**Task objective:** Print the entries exactly; no image belongs in the copy.

Records excerpted from a collection:

=== Begin Enclosure ===

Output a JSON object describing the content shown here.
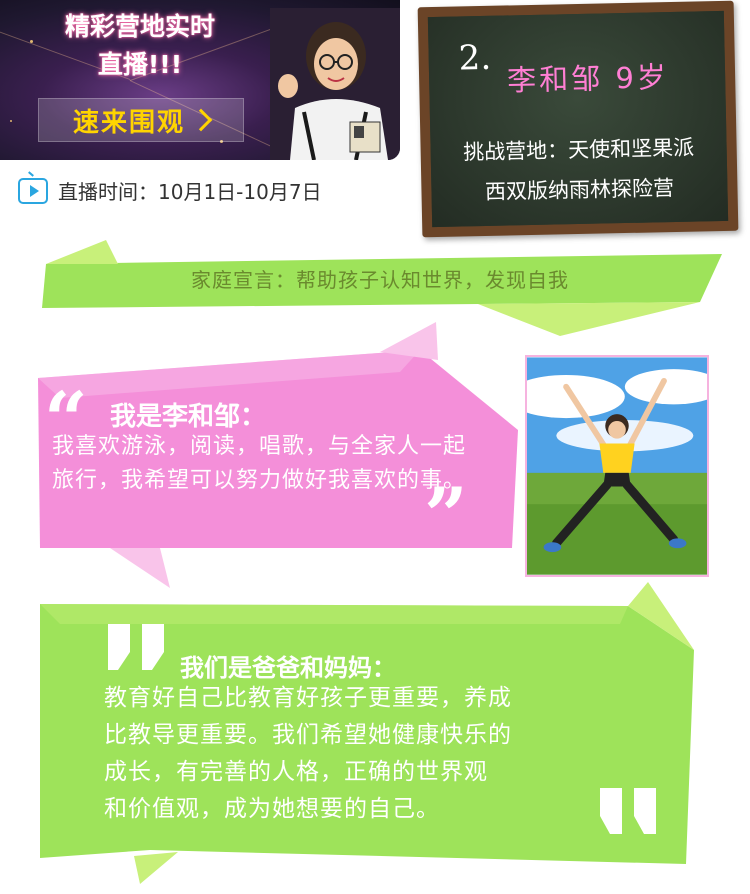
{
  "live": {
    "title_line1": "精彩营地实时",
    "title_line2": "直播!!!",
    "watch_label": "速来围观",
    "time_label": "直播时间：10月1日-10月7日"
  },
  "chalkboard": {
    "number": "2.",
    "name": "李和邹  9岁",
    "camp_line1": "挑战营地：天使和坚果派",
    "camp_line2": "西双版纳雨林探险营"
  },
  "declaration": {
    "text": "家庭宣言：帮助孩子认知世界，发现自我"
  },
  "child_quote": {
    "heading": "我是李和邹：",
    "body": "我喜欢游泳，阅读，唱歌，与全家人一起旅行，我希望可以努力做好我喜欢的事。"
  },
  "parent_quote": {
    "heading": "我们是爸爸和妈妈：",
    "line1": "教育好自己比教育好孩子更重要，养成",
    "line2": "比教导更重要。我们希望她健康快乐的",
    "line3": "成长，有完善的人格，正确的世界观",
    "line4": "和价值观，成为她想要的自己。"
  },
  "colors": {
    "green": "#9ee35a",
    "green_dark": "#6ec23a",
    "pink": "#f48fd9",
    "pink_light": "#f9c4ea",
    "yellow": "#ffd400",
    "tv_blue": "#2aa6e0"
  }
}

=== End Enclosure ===

**Written response:**
Output a JSON object describing the content shown here.
{
  "live": {
    "title_line1": "精彩营地实时",
    "title_line2": "直播!!!",
    "watch_label": "速来围观",
    "time_label": "直播时间：10月1日-10月7日"
  },
  "chalkboard": {
    "number": "2.",
    "name": "李和邹  9岁",
    "camp_line1": "挑战营地：天使和坚果派",
    "camp_line2": "西双版纳雨林探险营"
  },
  "declaration": {
    "text": "家庭宣言：帮助孩子认知世界，发现自我"
  },
  "child_quote": {
    "heading": "我是李和邹：",
    "body": "我喜欢游泳，阅读，唱歌，与全家人一起旅行，我希望可以努力做好我喜欢的事。"
  },
  "parent_quote": {
    "heading": "我们是爸爸和妈妈：",
    "line1": "教育好自己比教育好孩子更重要，养成",
    "line2": "比教导更重要。我们希望她健康快乐的",
    "line3": "成长，有完善的人格，正确的世界观",
    "line4": "和价值观，成为她想要的自己。"
  },
  "colors": {
    "green": "#9ee35a",
    "green_dark": "#6ec23a",
    "pink": "#f48fd9",
    "pink_light": "#f9c4ea",
    "yellow": "#ffd400",
    "tv_blue": "#2aa6e0"
  }
}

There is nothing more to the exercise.